* TASK OBJECTIVE *
What is needed is an exact copy of every entry below, minus the images.

======== DATASET ENTRIES ========

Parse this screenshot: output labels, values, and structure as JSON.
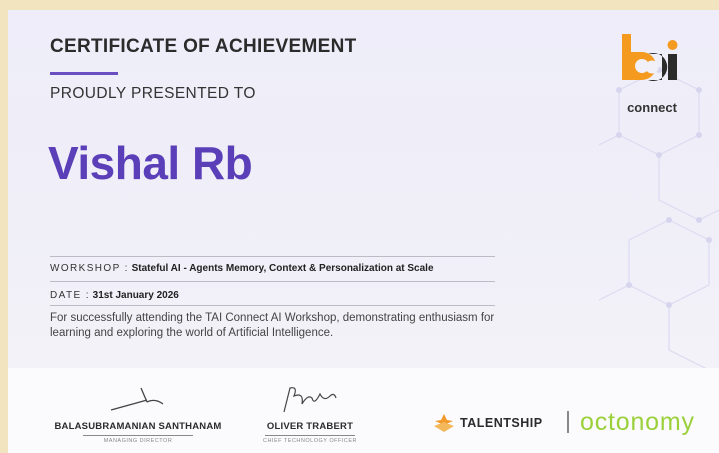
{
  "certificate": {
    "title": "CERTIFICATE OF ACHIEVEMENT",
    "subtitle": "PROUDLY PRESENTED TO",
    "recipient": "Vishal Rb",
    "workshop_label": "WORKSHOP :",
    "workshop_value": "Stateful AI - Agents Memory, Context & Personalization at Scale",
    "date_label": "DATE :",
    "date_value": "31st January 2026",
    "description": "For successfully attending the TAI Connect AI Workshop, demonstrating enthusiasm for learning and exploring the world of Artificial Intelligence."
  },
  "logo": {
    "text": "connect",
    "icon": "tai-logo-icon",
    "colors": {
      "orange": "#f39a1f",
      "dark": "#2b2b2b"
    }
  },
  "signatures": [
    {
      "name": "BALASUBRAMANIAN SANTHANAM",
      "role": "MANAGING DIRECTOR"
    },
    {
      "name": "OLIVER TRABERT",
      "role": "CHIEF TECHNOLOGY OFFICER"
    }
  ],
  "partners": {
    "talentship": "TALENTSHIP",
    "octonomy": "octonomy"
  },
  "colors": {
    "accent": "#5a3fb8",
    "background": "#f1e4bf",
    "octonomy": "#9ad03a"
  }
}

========

* RESULT *
Parse this screenshot: output labels, values, and structure as JSON.
{
  "certificate": {
    "title": "CERTIFICATE OF ACHIEVEMENT",
    "subtitle": "PROUDLY PRESENTED TO",
    "recipient": "Vishal Rb",
    "workshop_label": "WORKSHOP :",
    "workshop_value": "Stateful AI - Agents Memory, Context & Personalization at Scale",
    "date_label": "DATE :",
    "date_value": "31st January 2026",
    "description": "For successfully attending the TAI Connect AI Workshop, demonstrating enthusiasm for learning and exploring the world of Artificial Intelligence."
  },
  "logo": {
    "text": "connect",
    "icon": "tai-logo-icon",
    "colors": {
      "orange": "#f39a1f",
      "dark": "#2b2b2b"
    }
  },
  "signatures": [
    {
      "name": "BALASUBRAMANIAN SANTHANAM",
      "role": "MANAGING DIRECTOR"
    },
    {
      "name": "OLIVER TRABERT",
      "role": "CHIEF TECHNOLOGY OFFICER"
    }
  ],
  "partners": {
    "talentship": "TALENTSHIP",
    "octonomy": "octonomy"
  },
  "colors": {
    "accent": "#5a3fb8",
    "background": "#f1e4bf",
    "octonomy": "#9ad03a"
  }
}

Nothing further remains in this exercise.